Grass portrayed those Germans who had engaged in active resistance to Hitler’s regime as having been opposed only to Hitler himself and not to the substance of Nazism. He also dismissed those German intellectuals engaged in the “inner emigration” as being nothing more than court jesters for Nazi propaganda minister Joseph Goebbels. Taken in total, the novel condemned all Germans and insisted that they acknowledge the moral and spiritual shortcomings of their institutions—it was little wonder that almost every German reader found something offensive in The Tin Drum.

Despite the controversy, The Tin Drum was widely read and discussed in Germany, especially by young people (more than half a million copies sold there during the five years following its publication). The West German government began insisting that students be taught the history of the Nazi era, which had been neglected in the immediate postwar era.
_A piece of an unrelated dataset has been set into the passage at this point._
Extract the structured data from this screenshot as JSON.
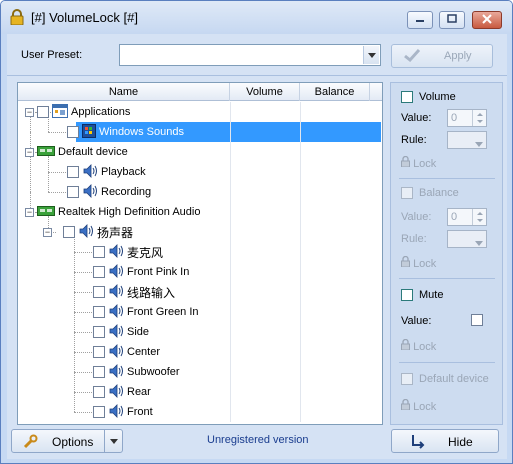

In the succeeding decades, The Tin Drum and Grass’s other novels and poetry became the foci for an entire nation as it reinterpreted its past and reexamined the moral foundations of its institutions.

After The Tin Drum appeared in translation in the United States in 1961, Grass was acclaimed by many critics as Germany’s greatest living writer. Literary critics in France, Denmark, and many other countries went so far as to rank Grass as the world’s greatest living novelist, and they praised his courage in raising such controversial issues in his own country. A few critics were perceptive enough to point out that the elements of German society that Grass satirized so scathingly—which, according to him, had led directly to Nazism—became present in every industrialized nation in the second half of the twentieth century. Although Grass directed his message to Germans, many of his admirers argued that all humankind must learn from his pages or suffer a resurgence of the tyranny that nearly engulfed the world before 1945.


The Tin Drum